Goal of the exercise | From the first line to the last, output the data exactly as it stands, minus its pictures.

○ ○ ○ ○ ○ ○ ○

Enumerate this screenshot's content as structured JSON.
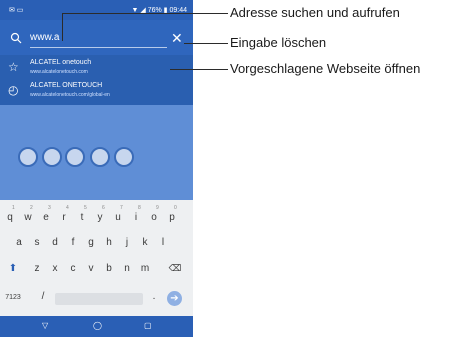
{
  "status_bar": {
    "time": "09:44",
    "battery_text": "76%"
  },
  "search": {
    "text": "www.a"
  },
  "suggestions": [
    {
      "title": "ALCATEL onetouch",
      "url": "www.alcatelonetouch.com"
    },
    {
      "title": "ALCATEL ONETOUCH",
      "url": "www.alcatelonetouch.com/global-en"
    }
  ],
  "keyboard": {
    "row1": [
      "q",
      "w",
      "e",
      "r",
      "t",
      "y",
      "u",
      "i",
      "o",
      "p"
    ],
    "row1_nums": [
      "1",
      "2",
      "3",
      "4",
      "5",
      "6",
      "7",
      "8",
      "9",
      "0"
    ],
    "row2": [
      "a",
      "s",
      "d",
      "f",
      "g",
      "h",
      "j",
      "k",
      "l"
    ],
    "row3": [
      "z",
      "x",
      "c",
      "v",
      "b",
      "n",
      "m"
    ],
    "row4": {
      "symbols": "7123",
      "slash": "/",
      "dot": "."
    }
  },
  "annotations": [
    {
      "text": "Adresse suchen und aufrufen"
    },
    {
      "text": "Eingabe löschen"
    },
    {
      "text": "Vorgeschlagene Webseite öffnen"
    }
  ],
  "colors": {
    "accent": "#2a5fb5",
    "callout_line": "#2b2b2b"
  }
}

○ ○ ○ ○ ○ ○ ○

Problem solution |
Enumerate this screenshot's content as structured JSON.
{
  "status_bar": {
    "time": "09:44",
    "battery_text": "76%"
  },
  "search": {
    "text": "www.a"
  },
  "suggestions": [
    {
      "title": "ALCATEL onetouch",
      "url": "www.alcatelonetouch.com"
    },
    {
      "title": "ALCATEL ONETOUCH",
      "url": "www.alcatelonetouch.com/global-en"
    }
  ],
  "keyboard": {
    "row1": [
      "q",
      "w",
      "e",
      "r",
      "t",
      "y",
      "u",
      "i",
      "o",
      "p"
    ],
    "row1_nums": [
      "1",
      "2",
      "3",
      "4",
      "5",
      "6",
      "7",
      "8",
      "9",
      "0"
    ],
    "row2": [
      "a",
      "s",
      "d",
      "f",
      "g",
      "h",
      "j",
      "k",
      "l"
    ],
    "row3": [
      "z",
      "x",
      "c",
      "v",
      "b",
      "n",
      "m"
    ],
    "row4": {
      "symbols": "7123",
      "slash": "/",
      "dot": "."
    }
  },
  "annotations": [
    {
      "text": "Adresse suchen und aufrufen"
    },
    {
      "text": "Eingabe löschen"
    },
    {
      "text": "Vorgeschlagene Webseite öffnen"
    }
  ],
  "colors": {
    "accent": "#2a5fb5",
    "callout_line": "#2b2b2b"
  }
}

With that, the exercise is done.